Will Temperature Checks Help Protect Workers?
Businesses in the United States are opening up after closures ordered by health and other officials because of the coronavirus crisis. Many employers and employees are thinking about ways to reduce the risks of infection.
One common method to find out if people might be sick is the temperature check. It involves measuring a person's temperature as they enter a building.
Will temperature checks make the workplace safer?
Checks can reduce the risk of COVID-19 infections. However, the Associated Press recently reported that they should not be the only safety measure that employers take.
Looking for fevers will not remove all of the risks.
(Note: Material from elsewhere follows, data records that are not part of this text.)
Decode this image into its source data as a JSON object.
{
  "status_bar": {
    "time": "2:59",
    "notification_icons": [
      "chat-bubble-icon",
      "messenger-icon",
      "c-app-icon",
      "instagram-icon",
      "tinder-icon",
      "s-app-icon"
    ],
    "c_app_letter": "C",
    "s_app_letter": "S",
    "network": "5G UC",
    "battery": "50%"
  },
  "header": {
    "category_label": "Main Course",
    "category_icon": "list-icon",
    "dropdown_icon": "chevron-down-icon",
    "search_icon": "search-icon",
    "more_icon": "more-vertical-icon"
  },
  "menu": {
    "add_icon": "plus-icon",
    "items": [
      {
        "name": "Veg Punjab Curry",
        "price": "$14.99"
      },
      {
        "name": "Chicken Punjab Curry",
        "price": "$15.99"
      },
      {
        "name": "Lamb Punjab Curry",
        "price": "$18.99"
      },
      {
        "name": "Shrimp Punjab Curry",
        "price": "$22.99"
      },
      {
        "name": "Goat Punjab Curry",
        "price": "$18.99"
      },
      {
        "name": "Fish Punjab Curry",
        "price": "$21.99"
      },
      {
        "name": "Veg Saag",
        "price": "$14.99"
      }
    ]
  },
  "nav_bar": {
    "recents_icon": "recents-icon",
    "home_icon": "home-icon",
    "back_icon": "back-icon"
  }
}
Even without a fever, people with the virus can still be contagious, or able to spread the virus to others.
Increased space, cleaning, and hand washing are also important, the AP noted.
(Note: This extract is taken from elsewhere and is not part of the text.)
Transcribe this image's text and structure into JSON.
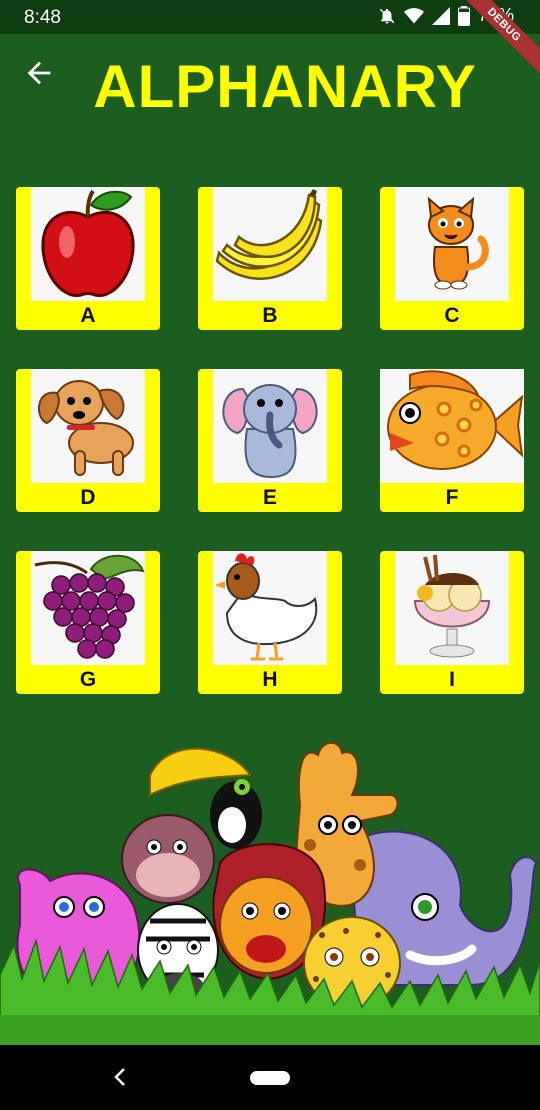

Some employers are using infrared thermometers, devices that take temperature measurements from a distance. Workers could use the devices to take their own temperatures, if they use hand sanitizer before and after each use.
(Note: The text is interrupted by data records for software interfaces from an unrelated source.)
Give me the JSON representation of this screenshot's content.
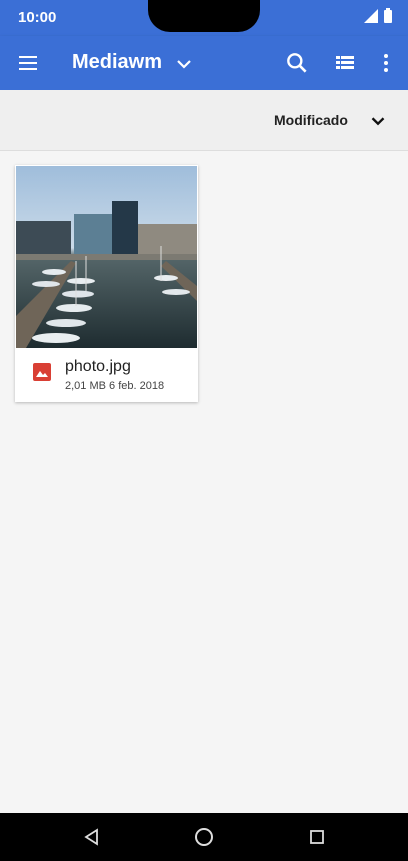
{
  "status_bar": {
    "time": "10:00",
    "icons": [
      "signal-icon",
      "battery-icon"
    ]
  },
  "app_bar": {
    "title": "Mediawm",
    "icons": [
      "menu-icon",
      "chevron-down-icon",
      "search-icon",
      "list-view-icon",
      "more-vert-icon"
    ],
    "color": "#3b6fd6"
  },
  "sort_bar": {
    "label": "Modificado",
    "icon": "chevron-down-icon"
  },
  "files": [
    {
      "name": "photo.jpg",
      "size": "2,01 MB",
      "date": "6 feb. 2018",
      "meta": "2,01 MB 6 feb. 2018",
      "type_icon": "image-file-icon",
      "type_icon_color": "#d93f34"
    }
  ],
  "nav_bar": {
    "icons": [
      "back-icon",
      "home-icon",
      "recents-icon"
    ]
  }
}
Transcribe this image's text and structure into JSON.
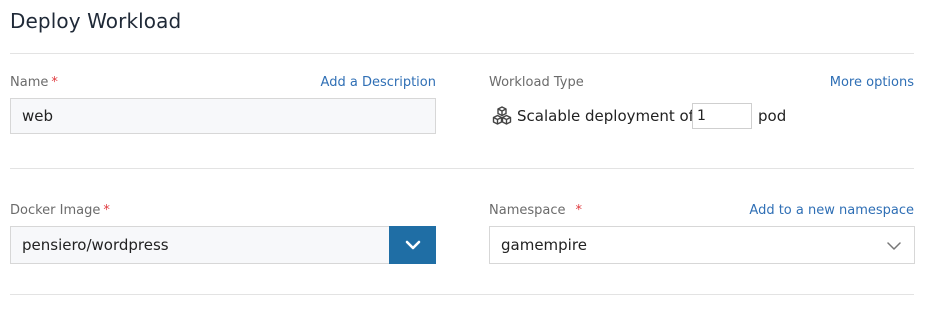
{
  "page": {
    "title": "Deploy Workload"
  },
  "name_field": {
    "label": "Name",
    "required_mark": "*",
    "add_description_link": "Add a Description",
    "value": "web"
  },
  "workload_type": {
    "label": "Workload Type",
    "more_options_link": "More options",
    "icon": "cubes-icon",
    "prefix_text": "Scalable deployment of",
    "count": "1",
    "suffix_text": "pod"
  },
  "docker_image": {
    "label": "Docker Image",
    "required_mark": "*",
    "value": "pensiero/wordpress",
    "dropdown_icon": "chevron-down-icon"
  },
  "namespace": {
    "label": "Namespace",
    "required_mark": "*",
    "add_namespace_link": "Add to a new namespace",
    "value": "gamempire",
    "dropdown_icon": "chevron-down-icon"
  },
  "colors": {
    "accent": "#1f6ea5",
    "link": "#2f6fb5",
    "required": "#e0393e"
  }
}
However, the thermometers might take incorrect measurements sometimes. The U.S. Food and Drug Administration (FDA) notes that some kinds of head coverings, like headbands or bandannas, can make a person too hot. Also, some kinds of face wipes can cool the skin.
The American Centers for Disease Control (CDC) describes temperature checks as an "optional strategy that employers may use."
The agency adds that other protective steps, such as "social distancing (maintaining a distance of about two meters from others), or physical barriers" may be more protective.
The FDA describes normal temperatures to be around 37 degrees Celsius. A statement on the FDA's website notes that "...some studies have shown that "normal" body temperature can be within a wide range, from 36.1°C to 37.2°C."
I'm John Russell.